After the decision on the missile defense system, a tension was ratcheted up among South Korean broadcast contents producers and began to crystallize through “believe it or not” flyers going around in the securities industry. The flyers said that China's State Administration of Radio, Film and Television (SARFT) in charge of media such as newspapers, broadcast and films ordered Chinese broadcasters to stop airing Korean cultural contents and showing South Korean entertainers in protest against the deployment of the THAAD system in South Korea. Some reporters wrote articles based on the rumor and anxieties gripped South Korean contents business operators that made a foray into the Chinese contents market.
The rumor was never verified. The homepage of the SARFT did not have any official notice about the rumor. But circumstantial evidence began to emerge, making people believe that the Chinese government virtually gave them an order. What is worse, unprecedentedly, some local Chinese officials rejected South Korean government officials’ visit to them.
On July 28, Kim Jae-hong, the vice chairman of the Korea Communications Commission was planning to visit officials in Jiangsu Province, China for exchanges of Korean cultural contents but his visit was rejected in China. Even though Kim and his entourage checked the schedule shortly before their departure, the Chinese side suddenly cancelled the scheduled meeting two days prior to it, saying, “We have an emergency meeting in Beijing.” According to Kim and his entourage, the Chinese side gave the cold shoulder to them throughout their visit.
“I heard that the deployment of the THAAD system may delay airing our program in China,” said a Korean broadcast contents producer that has produced TV programs with a Chinese broadcasting station. “We were planning to jointly produce a program with the Chinese broadcasting station. So I asked the Chinese broadcasting station about when to sign the agreement since I had to make a production schedule,” said a representative of the Korean production. “But they told me, ‘The THAAD issue may postpone making program schedules. Now it is not easy to jointly produce a program with a South Korean side. We have to wait and see now.’”
Korean local governments’ exchanges with China were put on hold, too. Gangwon Province in South Korea has had a set for the TV show “Descendants of the Sun” so the Gangwon Provincial Government was planning to make a program to publicize tourism attractions in the province such as Wonju and Sokcho. But production of the program was temporarily put off by the request of the Chinese side. Gangwon Province also planned to produce a promotional video for the province through a meeting of Chinese power bloggers and Korean cultural stars. The Chinese side cancelled it as well. Tsingtao City of China told Daegu City that they will not take part in Daegu’s Chicken and Beer Festival.

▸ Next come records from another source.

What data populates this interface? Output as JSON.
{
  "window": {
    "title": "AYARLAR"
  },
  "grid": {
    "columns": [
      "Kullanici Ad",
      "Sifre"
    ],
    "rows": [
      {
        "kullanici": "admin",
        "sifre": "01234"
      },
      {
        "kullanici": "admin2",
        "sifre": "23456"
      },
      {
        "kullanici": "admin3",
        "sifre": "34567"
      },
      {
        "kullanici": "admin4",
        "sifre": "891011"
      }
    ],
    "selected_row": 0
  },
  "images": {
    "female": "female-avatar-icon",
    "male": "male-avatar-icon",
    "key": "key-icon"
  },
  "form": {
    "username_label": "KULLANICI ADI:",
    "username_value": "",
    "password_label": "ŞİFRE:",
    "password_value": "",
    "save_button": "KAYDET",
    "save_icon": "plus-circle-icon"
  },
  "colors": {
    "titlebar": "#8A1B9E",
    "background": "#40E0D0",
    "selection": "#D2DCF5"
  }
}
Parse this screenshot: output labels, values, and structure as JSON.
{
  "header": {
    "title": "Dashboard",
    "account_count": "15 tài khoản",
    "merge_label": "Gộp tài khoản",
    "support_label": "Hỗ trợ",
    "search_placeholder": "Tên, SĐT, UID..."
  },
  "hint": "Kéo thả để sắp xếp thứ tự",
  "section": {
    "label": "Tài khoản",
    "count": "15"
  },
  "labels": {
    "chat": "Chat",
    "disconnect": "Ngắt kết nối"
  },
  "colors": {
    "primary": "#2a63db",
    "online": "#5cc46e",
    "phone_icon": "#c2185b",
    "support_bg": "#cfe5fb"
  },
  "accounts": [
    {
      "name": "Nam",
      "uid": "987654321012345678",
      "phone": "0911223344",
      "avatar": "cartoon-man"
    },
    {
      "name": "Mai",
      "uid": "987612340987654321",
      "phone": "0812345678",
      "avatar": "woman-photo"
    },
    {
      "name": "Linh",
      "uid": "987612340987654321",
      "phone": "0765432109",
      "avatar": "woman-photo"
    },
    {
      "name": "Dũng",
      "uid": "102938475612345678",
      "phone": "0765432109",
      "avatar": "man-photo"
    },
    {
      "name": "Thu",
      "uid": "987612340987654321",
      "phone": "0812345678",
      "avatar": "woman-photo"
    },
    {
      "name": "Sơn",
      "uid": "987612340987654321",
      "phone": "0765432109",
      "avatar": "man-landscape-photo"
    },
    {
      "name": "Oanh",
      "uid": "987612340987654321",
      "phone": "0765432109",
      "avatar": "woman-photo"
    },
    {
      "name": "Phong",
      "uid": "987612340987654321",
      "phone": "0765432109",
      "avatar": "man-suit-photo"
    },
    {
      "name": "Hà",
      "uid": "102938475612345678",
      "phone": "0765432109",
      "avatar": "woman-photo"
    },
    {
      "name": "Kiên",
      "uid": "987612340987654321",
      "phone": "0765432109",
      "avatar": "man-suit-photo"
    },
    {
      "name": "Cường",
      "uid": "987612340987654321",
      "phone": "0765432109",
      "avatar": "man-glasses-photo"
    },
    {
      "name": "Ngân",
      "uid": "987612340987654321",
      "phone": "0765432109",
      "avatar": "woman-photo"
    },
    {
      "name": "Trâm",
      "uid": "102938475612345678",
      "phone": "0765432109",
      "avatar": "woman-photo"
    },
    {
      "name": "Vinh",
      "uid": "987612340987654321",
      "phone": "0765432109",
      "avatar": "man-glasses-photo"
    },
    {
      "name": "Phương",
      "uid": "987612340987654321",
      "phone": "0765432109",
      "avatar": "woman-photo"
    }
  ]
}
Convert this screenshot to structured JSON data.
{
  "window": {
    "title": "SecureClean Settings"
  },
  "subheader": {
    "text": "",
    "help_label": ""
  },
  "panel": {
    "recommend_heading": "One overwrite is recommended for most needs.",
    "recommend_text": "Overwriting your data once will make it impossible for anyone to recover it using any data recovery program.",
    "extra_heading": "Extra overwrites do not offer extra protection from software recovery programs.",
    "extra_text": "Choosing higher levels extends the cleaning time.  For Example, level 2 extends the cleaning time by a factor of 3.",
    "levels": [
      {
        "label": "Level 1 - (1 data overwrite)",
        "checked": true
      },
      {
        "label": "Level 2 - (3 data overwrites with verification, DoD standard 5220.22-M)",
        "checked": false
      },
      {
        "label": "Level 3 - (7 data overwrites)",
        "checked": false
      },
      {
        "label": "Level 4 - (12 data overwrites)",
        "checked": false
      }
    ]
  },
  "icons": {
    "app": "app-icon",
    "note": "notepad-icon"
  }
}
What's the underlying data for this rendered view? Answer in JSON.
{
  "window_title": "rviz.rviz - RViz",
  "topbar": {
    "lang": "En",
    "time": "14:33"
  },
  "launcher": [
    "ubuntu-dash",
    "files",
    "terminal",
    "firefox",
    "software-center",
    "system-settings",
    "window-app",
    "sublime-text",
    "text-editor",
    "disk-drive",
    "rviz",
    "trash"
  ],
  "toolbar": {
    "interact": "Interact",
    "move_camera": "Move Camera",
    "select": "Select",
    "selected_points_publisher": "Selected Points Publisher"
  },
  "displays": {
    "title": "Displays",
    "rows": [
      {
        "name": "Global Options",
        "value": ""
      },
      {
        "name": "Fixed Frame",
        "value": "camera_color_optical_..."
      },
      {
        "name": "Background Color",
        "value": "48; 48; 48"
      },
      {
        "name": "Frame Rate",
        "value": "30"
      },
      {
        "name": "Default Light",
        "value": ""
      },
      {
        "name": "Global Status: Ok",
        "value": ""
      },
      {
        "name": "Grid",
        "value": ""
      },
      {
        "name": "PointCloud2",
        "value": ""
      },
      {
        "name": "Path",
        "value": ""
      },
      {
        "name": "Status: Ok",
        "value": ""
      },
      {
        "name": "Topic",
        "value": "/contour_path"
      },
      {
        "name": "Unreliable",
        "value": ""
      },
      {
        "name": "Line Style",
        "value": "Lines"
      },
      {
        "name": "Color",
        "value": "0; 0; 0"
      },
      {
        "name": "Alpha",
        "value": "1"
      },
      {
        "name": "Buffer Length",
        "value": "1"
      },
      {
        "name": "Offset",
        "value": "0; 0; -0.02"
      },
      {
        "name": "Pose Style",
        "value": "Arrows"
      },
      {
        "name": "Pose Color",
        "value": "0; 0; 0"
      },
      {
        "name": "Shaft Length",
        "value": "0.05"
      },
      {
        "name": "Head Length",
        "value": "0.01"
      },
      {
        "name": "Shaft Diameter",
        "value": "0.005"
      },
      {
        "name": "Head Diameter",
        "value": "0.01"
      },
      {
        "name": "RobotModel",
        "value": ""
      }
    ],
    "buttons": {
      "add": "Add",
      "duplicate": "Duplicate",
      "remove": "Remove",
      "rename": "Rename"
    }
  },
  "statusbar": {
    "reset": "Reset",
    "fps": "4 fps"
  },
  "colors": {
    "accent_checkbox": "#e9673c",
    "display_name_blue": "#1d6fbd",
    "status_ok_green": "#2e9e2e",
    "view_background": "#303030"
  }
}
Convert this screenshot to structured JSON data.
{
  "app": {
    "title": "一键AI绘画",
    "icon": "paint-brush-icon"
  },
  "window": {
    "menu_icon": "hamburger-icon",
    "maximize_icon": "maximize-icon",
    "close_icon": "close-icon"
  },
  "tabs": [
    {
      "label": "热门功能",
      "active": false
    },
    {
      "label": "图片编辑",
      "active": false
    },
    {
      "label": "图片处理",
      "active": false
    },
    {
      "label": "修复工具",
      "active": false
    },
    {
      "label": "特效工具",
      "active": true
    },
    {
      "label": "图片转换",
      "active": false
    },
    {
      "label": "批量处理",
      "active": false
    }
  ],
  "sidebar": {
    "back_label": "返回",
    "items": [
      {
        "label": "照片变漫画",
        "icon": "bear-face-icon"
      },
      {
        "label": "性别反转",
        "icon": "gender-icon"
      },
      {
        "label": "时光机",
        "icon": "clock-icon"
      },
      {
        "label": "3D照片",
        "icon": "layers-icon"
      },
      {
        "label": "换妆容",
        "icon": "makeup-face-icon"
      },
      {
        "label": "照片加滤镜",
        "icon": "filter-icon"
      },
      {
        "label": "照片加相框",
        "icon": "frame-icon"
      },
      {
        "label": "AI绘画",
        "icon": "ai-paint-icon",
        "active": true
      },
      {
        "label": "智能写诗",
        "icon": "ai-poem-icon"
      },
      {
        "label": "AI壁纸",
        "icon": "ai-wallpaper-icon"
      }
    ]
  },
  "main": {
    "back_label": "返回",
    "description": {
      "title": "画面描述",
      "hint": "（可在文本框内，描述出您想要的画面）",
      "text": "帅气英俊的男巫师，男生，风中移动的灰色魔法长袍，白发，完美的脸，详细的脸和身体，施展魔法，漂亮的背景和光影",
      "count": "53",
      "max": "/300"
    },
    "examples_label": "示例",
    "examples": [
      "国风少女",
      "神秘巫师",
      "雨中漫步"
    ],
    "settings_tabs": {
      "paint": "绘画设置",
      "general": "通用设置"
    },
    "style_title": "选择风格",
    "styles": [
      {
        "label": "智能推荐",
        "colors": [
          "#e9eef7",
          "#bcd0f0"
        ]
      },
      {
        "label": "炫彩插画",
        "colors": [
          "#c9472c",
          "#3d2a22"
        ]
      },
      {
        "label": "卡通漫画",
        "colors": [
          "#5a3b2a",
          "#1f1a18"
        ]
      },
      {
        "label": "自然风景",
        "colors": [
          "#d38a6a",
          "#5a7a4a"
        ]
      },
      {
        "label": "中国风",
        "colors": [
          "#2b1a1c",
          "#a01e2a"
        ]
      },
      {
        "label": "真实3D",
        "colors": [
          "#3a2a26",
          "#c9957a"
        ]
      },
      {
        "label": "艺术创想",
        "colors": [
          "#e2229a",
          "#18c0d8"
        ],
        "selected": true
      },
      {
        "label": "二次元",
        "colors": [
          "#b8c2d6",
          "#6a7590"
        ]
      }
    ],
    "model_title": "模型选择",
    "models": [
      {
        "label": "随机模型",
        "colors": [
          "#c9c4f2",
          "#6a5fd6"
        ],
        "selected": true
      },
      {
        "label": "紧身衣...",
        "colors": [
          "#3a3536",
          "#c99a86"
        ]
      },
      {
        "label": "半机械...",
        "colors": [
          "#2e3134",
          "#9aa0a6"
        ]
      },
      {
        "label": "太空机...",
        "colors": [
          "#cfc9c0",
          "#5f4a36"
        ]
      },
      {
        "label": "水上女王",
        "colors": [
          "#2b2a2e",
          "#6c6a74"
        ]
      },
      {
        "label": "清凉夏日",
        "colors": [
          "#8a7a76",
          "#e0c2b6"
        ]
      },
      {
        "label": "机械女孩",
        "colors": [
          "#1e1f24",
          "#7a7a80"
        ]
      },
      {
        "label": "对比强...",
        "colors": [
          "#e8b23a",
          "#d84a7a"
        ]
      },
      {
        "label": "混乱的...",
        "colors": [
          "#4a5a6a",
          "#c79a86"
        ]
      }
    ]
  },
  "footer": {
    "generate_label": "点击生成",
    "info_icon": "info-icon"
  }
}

Some experts assumed that the Chinese government did not directly ordered Chinese broadcasters to shun South Korean contents but Chinese broadcasters are keenly considering the Chinese government’s responses to the installation of the missile defense system in South Korea before deciding to produce or air Korean cultural contents.
“The SARFT regulated foreign programs in China through guidelines. But we cannot confirm unofficial stories,” said a representative of the Korea Communications Commission. “I have never heard that the Chinese government blocked Korean entertainers from appearing on Chinese TV or banned Korean cultural programs in China.”
“Chinese contents producers are in a mood to take a lukewarm attitude about Korean cultural contents while taking into account the Chinese government’s strong posture against the deployment of the THAAD system in South Korea,” said a representative of a South Korean broadcasting company who understood situations in China well.